Who can honestly say that they don't enjoy a little celebrity scandal? Lawyers
have recently had a good excuse to delve further on the basis that celebrity
scandal has brought the law of confidentiality to the forefront in the courts
over the past couple of years. This was highlighted particularly recently again
when David and Victoria Beckham went to court to try to prevent their former
nanny from revealing details of their lives she had been privy to during her
time in their employment. Despite an allegedly "water-tight" confidentiality
agreement, the courts refused their requests and permitted the News of the
World to run the story.
In the past few years, there has been a spate of high profile cases involving
celebrities seeking to block the publication of stories/photographs involving
them. Various arguments have been used including not only the law of confidentiality,
but also Article 8 of the European Convention on Human Rights (Right to Private
Life) and unlawful processing under the Data Protection Act 1998. Whilst it
remains difficult to draw a definitive line which if crossed will prevent or
allow publication, it would appear that the recent Beckhams case marks a shift
in the courts' approach. The courts seem to be more reluctant to allow celebrities
to hide behind the law to prevent details of their lives being revealed.
Two of the earlier cases on this point involved Catherine Zeta-Jones & Michael
Douglas and Naomi Campbell attempting to prevent the publication of photographs
of them in situations where there was no contractual link between them and
the parties they were seeking to prevent (in Campbell's case, the News of the
World newspaper and for Zeta-Jones/Douglas, Hello magazine).
Whilst in both the Zeta-Jones/Douglas and Campbell cases, a relative degree
of success was achieved (in the form of cursory compensation for the publication
of these photos), the most recent Beckham case is different as there were contractual
restrictions in place preventing the Beckham's nanny from disclosing details
of the Beckhams' lives which she obtained during her employment with them.
Regardless of the contractual obligation of confidentiality, the court felt
that the stories could still be published. It would appear that this was on
the basis that the public interest in the "truth" about the image
the Beckhams portrayed to the media was deemed to overrule the confidentiality
agreement they had in place.
It is well-known that the Beckhams trade heavily on their "brand image" as
a happily married couple. However, the stories to be published contained several
allegations which contradicted this image. In allowing the publication of the
stories, the courts seem to have been suggesting that the public interest in
the truth behind this "brand image" outweighed any confidentiality
provisions between the Beckhams and their nanny. Similarly when the House of
Lords held in favour of the publication of the photographs of Naomi Campbell
leaving a Narcotics Anonymous meeting, this was partly justified on the basis
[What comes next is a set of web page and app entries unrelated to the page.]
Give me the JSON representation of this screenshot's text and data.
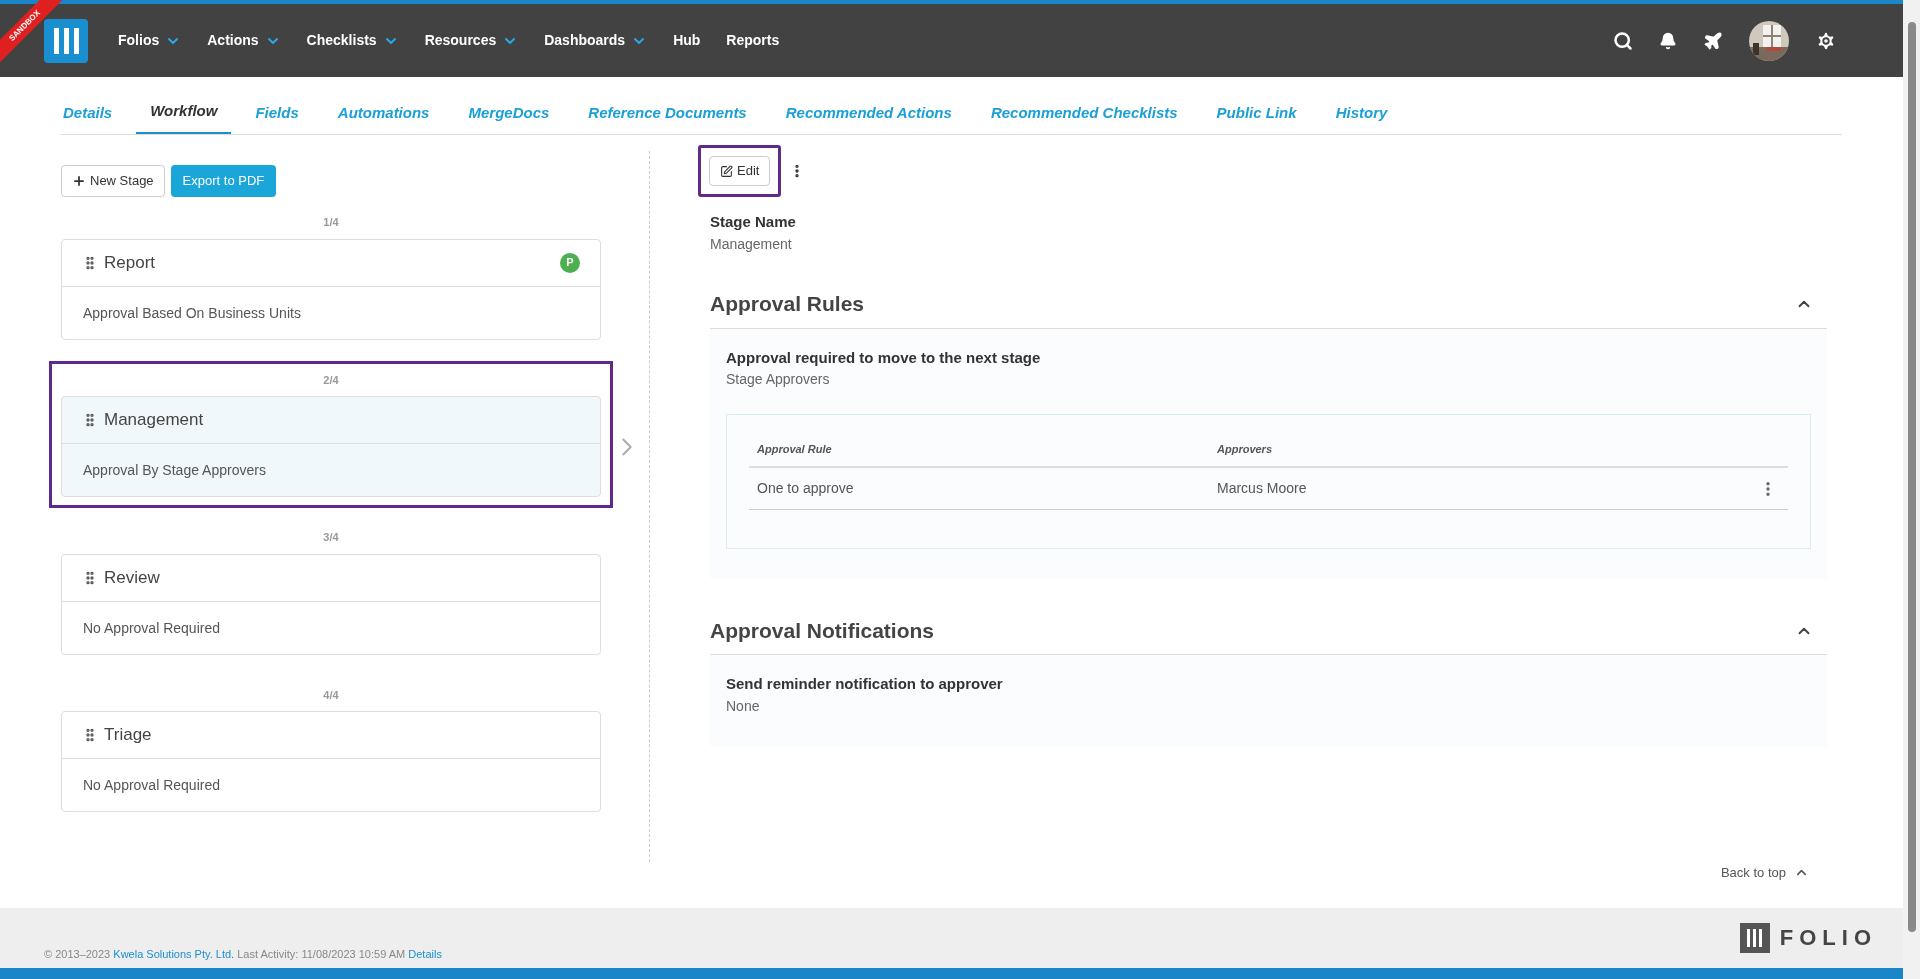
{
  "sandbox": "SANDBOX",
  "nav": [
    {
      "label": "Folios",
      "dropdown": true
    },
    {
      "label": "Actions",
      "dropdown": true
    },
    {
      "label": "Checklists",
      "dropdown": true
    },
    {
      "label": "Resources",
      "dropdown": true
    },
    {
      "label": "Dashboards",
      "dropdown": true
    },
    {
      "label": "Hub",
      "dropdown": false
    },
    {
      "label": "Reports",
      "dropdown": false
    }
  ],
  "tabs": [
    {
      "label": "Details",
      "selected": false
    },
    {
      "label": "Workflow",
      "selected": true
    },
    {
      "label": "Fields",
      "selected": false
    },
    {
      "label": "Automations",
      "selected": false
    },
    {
      "label": "MergeDocs",
      "selected": false
    },
    {
      "label": "Reference Documents",
      "selected": false
    },
    {
      "label": "Recommended Actions",
      "selected": false
    },
    {
      "label": "Recommended Checklists",
      "selected": false
    },
    {
      "label": "Public Link",
      "selected": false
    },
    {
      "label": "History",
      "selected": false
    }
  ],
  "toolbar": {
    "new_stage": "New Stage",
    "export": "Export to PDF"
  },
  "stages": [
    {
      "counter": "1/4",
      "name": "Report",
      "approval": "Approval Based On Business Units",
      "badge": "P",
      "selected": false
    },
    {
      "counter": "2/4",
      "name": "Management",
      "approval": "Approval By Stage Approvers",
      "selected": true
    },
    {
      "counter": "3/4",
      "name": "Review",
      "approval": "No Approval Required",
      "selected": false
    },
    {
      "counter": "4/4",
      "name": "Triage",
      "approval": "No Approval Required",
      "selected": false
    }
  ],
  "detail": {
    "edit": {
      "label": "Edit",
      "highlighted": true
    },
    "stage_name_label": "Stage Name",
    "stage_name": "Management",
    "sections": [
      {
        "title": "Approval Rules",
        "expanded": true,
        "field_label": "Approval required to move to the next stage",
        "field_value": "Stage Approvers",
        "table": {
          "columns": [
            "Approval Rule",
            "Approvers"
          ],
          "rows": [
            [
              "One to approve",
              "Marcus Moore"
            ]
          ]
        }
      },
      {
        "title": "Approval Notifications",
        "expanded": true,
        "field_label": "Send reminder notification to approver",
        "field_value": "None"
      }
    ]
  },
  "back_to_top": "Back to top",
  "footer": {
    "copyright": "© 2013–2023",
    "company": "Kwela Solutions Pty. Ltd.",
    "activity": "Last Activity: 11/08/2023 10:59 AM",
    "details": "Details",
    "logo": "FOLIO"
  }
}
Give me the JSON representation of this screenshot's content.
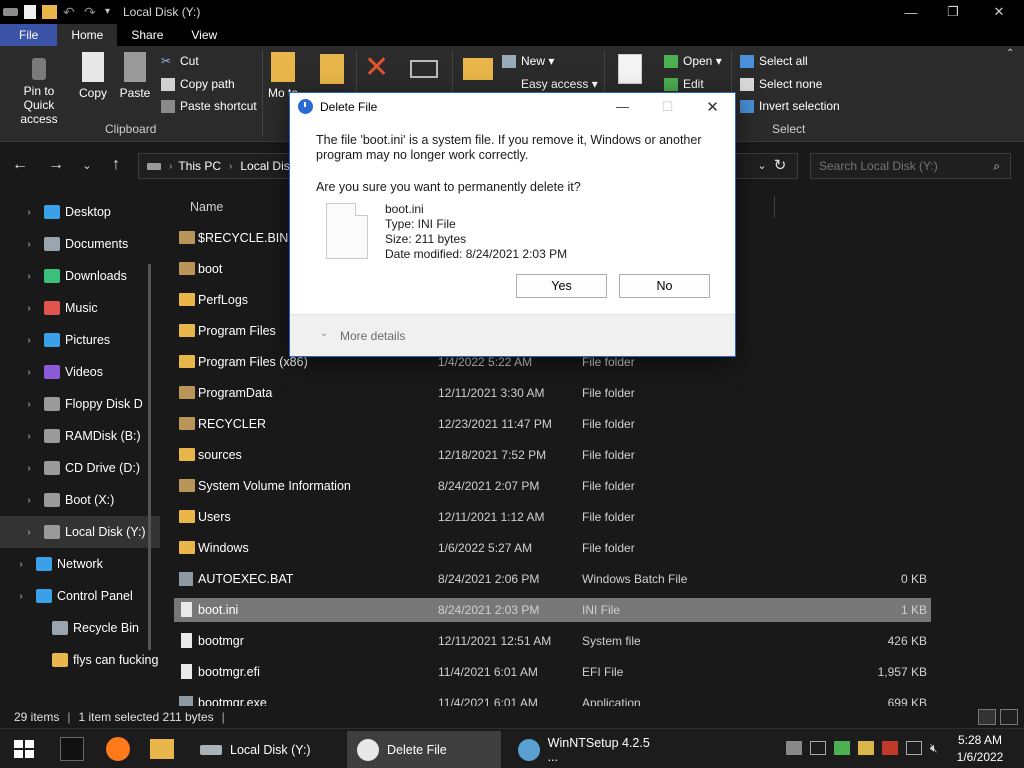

that she had publicly denied a drug addiction and it was deemed to be in the
public interest to be able to correct the "public lies" that Ms Campbell
had perpetrated regarding her drug use. However, in Ms Campbell's case, it
was felt that the level of detail, e.g. when, where and how she was receiving
this treatment, had been excessive.
In contrast, previous attempts by Tony and Cherie Blair's former nanny and
by Lady Archer's former personal assistant to publish details of their ex-employers
lives in breach of confidentiality agreements failed. The distinguishing factor
would appear to be that the Blairs and Lady Archer did not court the media
as the Beckhams did, and therefore the public interest argument in favour of
publication was not as strong as it was in the Beckhams' case.
Opinions on the decision to allow publication in the Beckham's case indicate
that it was wrongly decided on the basis that the public interest expectation
surely cannot extend to the mundane detail of the Beckhams' lives, i.e. that
like many other couples, they argue, the husband's head may be turned by other
women and this makes the wife insecure. Such commentators have drawn a distinction
between the details of Beckham family life and the Campbell case, which involved
allegations of criminal conduct vis-à-vis Miss Campbell's drug addiction.
There are also concerns that enabling employees to disregard their contracts
of employment in such circumstances would make private life an impossibility
for figures in the limelight.
The Beckhams have now agreed an out of court settlement with their former
nanny so, for the moment, it remains to be seen whether the notion that the
public interest can over-ride contractual confidentiality undertakings is developed
by the courts. It also currently appears to be restricted to celebrity cases,
but we will just have to wait and see whether there could be wider application
for employees (bound by contractual obligations of confidentiality) to reveal
that their employer is not as "clean cut" as they portray themselves
to the media.